Lighting in shadows is always a problem. Physically there is difference in light intensity due to light bouncing, cavities or objects orientations. In games this is usually just flat since these kinds of secondary lighting information are too complex to add especially for dynamic scenes. To help remedy this problem the OpenGL Graphic Modules uses a little hack to add more depth to areas in shadows.
The basic observation is that a user notices more the lack of light difference in curved surfaces in shadows than he is going to notice an incorrect amount of lighting used for these differences. Using this obersation the lighting formula has been slightly adjusted. For ambient lighting in shadow areas the dot product used for pixels outside shadows is used too but in the reversed direction. The surface orientation is used as a sort of fake ambient occlusion term. Surfaces pointing away from the light source receive less ambient light than those approaching the perpandicular orientation. With light outside shadows this is the inverse where surfaces pointing towards the light source receive higher intensities than surface approach a perpendicula orientation.

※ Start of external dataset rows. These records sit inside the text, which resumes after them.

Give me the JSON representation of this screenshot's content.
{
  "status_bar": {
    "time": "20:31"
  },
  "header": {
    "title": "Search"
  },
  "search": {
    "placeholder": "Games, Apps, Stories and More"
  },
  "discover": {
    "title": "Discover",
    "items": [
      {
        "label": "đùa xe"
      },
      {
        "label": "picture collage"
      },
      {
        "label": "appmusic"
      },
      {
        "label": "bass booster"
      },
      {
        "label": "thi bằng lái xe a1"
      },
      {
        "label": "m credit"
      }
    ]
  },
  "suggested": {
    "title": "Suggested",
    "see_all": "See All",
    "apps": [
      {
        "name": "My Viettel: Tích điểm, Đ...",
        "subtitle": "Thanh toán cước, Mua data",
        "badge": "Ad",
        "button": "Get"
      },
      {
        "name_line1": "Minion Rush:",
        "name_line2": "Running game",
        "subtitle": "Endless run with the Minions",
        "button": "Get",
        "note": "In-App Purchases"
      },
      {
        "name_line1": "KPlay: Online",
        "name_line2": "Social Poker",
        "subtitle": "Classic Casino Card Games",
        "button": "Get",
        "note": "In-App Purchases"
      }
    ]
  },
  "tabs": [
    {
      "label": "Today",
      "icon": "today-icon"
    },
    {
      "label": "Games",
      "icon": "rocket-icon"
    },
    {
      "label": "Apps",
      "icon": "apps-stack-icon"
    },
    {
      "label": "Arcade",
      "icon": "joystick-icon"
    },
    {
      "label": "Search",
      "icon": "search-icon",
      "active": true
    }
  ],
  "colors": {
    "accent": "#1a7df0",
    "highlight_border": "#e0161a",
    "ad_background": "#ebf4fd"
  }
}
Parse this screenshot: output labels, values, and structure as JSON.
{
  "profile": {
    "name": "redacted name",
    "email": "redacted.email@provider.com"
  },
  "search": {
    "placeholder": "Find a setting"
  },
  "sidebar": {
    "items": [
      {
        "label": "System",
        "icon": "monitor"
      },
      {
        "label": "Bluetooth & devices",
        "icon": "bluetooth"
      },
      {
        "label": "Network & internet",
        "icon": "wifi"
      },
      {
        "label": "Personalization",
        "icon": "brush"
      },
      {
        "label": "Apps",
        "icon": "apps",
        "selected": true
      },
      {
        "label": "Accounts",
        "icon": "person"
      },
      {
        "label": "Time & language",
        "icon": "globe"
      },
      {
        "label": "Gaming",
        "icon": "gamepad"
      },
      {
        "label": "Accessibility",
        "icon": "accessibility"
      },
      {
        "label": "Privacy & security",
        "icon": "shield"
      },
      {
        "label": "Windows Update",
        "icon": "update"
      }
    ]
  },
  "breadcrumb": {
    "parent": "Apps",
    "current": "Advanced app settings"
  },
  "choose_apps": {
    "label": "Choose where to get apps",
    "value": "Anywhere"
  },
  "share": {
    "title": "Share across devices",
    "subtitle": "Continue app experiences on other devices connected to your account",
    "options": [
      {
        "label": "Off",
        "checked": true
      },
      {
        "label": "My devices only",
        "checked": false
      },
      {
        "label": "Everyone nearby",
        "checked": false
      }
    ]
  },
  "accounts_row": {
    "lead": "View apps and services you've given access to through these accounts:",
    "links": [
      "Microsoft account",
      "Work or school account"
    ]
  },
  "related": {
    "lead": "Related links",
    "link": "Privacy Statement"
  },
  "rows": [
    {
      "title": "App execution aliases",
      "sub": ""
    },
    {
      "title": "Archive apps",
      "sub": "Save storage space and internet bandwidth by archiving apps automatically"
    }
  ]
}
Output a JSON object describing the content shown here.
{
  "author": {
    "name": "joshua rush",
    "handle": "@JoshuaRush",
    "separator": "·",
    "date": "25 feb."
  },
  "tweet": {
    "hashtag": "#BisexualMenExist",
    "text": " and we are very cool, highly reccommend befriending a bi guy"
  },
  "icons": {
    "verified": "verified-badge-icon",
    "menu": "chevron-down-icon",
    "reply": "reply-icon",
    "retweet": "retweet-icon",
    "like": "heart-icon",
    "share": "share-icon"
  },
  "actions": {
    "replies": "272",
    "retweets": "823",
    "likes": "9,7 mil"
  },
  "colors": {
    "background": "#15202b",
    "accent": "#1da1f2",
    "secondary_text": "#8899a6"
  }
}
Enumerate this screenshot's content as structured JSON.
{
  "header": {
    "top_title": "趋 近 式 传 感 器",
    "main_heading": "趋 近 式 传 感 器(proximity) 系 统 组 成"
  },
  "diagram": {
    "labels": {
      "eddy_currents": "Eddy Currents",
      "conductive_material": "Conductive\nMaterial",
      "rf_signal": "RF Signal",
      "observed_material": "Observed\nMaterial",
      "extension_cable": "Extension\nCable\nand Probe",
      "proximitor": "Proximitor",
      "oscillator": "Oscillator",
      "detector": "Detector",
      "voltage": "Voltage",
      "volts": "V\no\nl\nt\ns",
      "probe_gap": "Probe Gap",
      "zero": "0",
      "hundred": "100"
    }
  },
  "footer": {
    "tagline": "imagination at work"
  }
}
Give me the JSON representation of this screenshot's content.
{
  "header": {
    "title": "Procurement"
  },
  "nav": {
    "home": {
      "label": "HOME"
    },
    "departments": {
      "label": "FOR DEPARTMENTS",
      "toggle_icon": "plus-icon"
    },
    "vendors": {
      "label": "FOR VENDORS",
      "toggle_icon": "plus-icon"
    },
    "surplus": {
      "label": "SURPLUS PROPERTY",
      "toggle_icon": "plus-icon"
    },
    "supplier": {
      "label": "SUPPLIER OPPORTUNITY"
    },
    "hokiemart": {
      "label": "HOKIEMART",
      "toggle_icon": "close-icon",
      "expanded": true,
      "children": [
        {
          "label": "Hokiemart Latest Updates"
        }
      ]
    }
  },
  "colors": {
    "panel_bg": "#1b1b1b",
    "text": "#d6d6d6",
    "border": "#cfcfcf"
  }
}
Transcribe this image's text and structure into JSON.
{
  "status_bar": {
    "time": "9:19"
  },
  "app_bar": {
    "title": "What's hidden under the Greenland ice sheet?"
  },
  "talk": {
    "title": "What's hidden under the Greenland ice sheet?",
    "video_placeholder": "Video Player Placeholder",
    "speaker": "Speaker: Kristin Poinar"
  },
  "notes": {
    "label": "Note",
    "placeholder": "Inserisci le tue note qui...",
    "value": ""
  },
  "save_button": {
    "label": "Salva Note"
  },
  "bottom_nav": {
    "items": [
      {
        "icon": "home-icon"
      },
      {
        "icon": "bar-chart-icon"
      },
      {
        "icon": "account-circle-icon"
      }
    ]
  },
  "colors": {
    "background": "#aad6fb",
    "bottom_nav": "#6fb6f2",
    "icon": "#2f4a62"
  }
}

In pracise the ambient light is reduced to 25% towards surfaces pointing straight away from the light source. This produces depth in ambient areas that is looking better than doing nothing (or using broken by design techniques like SSAO). This replaces the old ambient lighting hack that messed with the dot product in an ugly way. This solution is way better looking and stable.
The image below shows a comparison between using the improved lighting in shadows and using conventional flat shading.
Comparison between improved shading in shadows and conventional flat shading. The right image has the improved lighting enabled. Surfaces with different orientations receive now different amounts of ambient light. The ground texture too is slightly improved in depth using this technique although the ambient occlusion image reduces the effect.